ISTANBUL - Turkey's ex-president Abdullah Gul has broken a months-long silence to call for greater democracy, in an apparent message to his strongman successor Recep Tayyip Erdogan, a report said Friday.
Gul -- who had not spoken about politics since he handed over the presidency to Erdogan in August -- also suggested Turkish leaders should adopt a less confrontational style in politics.
"There are enormous threats ahead of us, numerous threats against Turkey.

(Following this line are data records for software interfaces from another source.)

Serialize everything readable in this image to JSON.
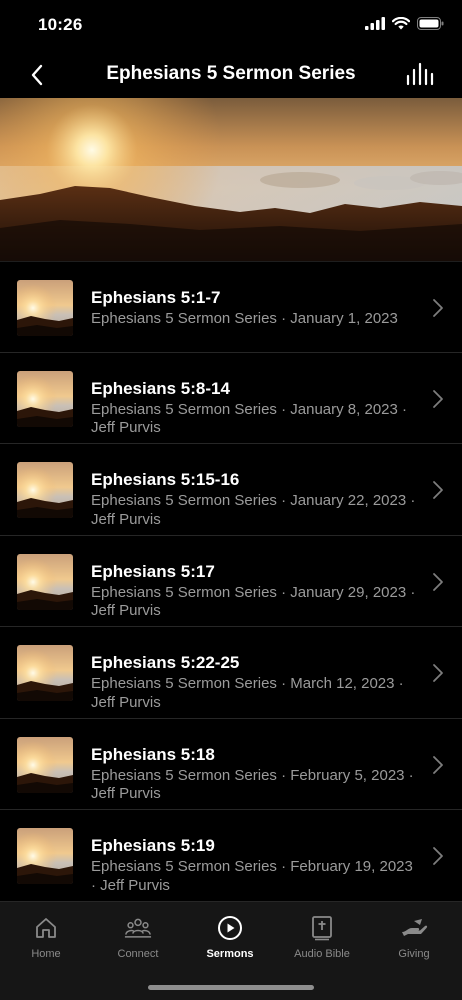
{
  "status_bar": {
    "time": "10:26"
  },
  "header": {
    "title": "Ephesians 5 Sermon Series"
  },
  "sermons": [
    {
      "title": "Ephesians 5:1-7",
      "subtitle": "Ephesians 5 Sermon Series · January 1, 2023"
    },
    {
      "title": "Ephesians 5:8-14",
      "subtitle": "Ephesians 5 Sermon Series · January 8, 2023 · Jeff Purvis"
    },
    {
      "title": "Ephesians 5:15-16",
      "subtitle": "Ephesians 5 Sermon Series · January 22, 2023 · Jeff Purvis"
    },
    {
      "title": "Ephesians 5:17",
      "subtitle": "Ephesians 5 Sermon Series · January 29, 2023 · Jeff Purvis"
    },
    {
      "title": "Ephesians 5:22-25",
      "subtitle": "Ephesians 5 Sermon Series · March 12, 2023 · Jeff Purvis"
    },
    {
      "title": "Ephesians 5:18",
      "subtitle": "Ephesians 5 Sermon Series · February 5, 2023 · Jeff Purvis"
    },
    {
      "title": "Ephesians 5:19",
      "subtitle": "Ephesians 5 Sermon Series · February 19, 2023 · Jeff Purvis"
    }
  ],
  "tabs": [
    {
      "label": "Home",
      "icon": "home-icon"
    },
    {
      "label": "Connect",
      "icon": "people-icon"
    },
    {
      "label": "Sermons",
      "icon": "play-circle-icon",
      "active": true
    },
    {
      "label": "Audio Bible",
      "icon": "bible-icon"
    },
    {
      "label": "Giving",
      "icon": "giving-hand-icon"
    }
  ],
  "colors": {
    "background": "#000000",
    "tab_bar": "#161616",
    "subtitle": "#9b9b9b",
    "inactive_tab": "#8a8a8a"
  }
}
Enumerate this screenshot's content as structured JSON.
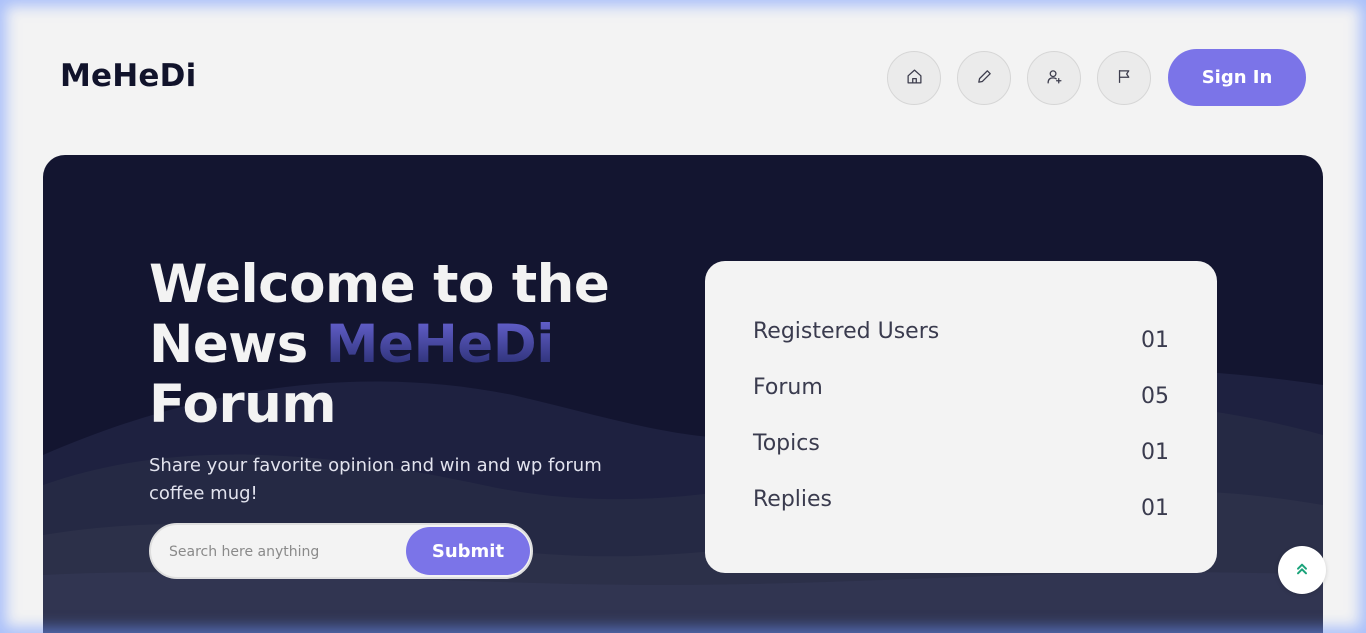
{
  "brand": {
    "logo_text": "MeHeDi"
  },
  "nav": {
    "icons": [
      "home-icon",
      "pencil-icon",
      "user-plus-icon",
      "flag-icon"
    ],
    "sign_in_label": "Sign In"
  },
  "hero": {
    "title_line1": "Welcome to the",
    "title_line2_plain": "News ",
    "title_line2_accent": "MeHeDi",
    "title_line3": "Forum",
    "subtitle": "Share your favorite opinion and win and wp forum coffee mug!",
    "search_placeholder": "Search here anything",
    "submit_label": "Submit"
  },
  "stats": [
    {
      "label": "Registered Users",
      "value": "01"
    },
    {
      "label": "Forum",
      "value": "05"
    },
    {
      "label": "Topics",
      "value": "01"
    },
    {
      "label": "Replies",
      "value": "01"
    }
  ],
  "colors": {
    "accent": "#7b74e8",
    "hero_bg": "#131530",
    "page_bg": "#f3f3f3",
    "back_to_top_icon": "#1aa37a"
  },
  "back_to_top_icon": "double-chevron-up-icon"
}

The only way out is to raise the standards of democracy," Gul told a meeting of former lawmakers in Istanbul, the Hurriyet daily reported.
"We have come a long way in democracy, most of the restrictions were lifted... But we need to raise the standards a bit more."
"We need to expand opportunities for democracy, human rights and the rule of law," he added.
Gul and Erdogan co-founded the ruling Justice and Development Party (AKP) but their alliance has frayed because of differences over such controversial issues as bans on social media sites and the government's handling of mass street demonstrations in 2013.
Gul had kept a low profile since leaving office, having the door slammed shut on his chances of becoming premier in what many saw as ruthless humilation by his enemies in the AKP.
But there has even been speculation that Gul might join a new political movement or make a comeback as party leader if the current team fails.
His comments came amid doubts over party unity ahead of key legislative elections in June in the tight-knit AKP.
Scores of lawmakers from the AKP, which has a comfortable majority in parliament, defied their party line on Tuesday in a key vote on whether to send to trial four former ex-ministers accused in a 2013 graft investigation.
Gul said the politicians should understand that "having a majority in parliament does not mean political stability."
"We shouldn't use up our energy on endless fights," he said.
Turkey is set to hold parliamentary elections in June, with the AKP aiming for a thumping majority to change the constitution and boost Erdogan's presidential powers.
Gul said parliament's role should also be strengthened if the constitution is changed. "Every regime has its rules," he said.
Gul performed a largely ceremonial role during his seven-year term as president, in contrast to Erdogan who has rushed to emphasise he is the country's number one in all areas of policy.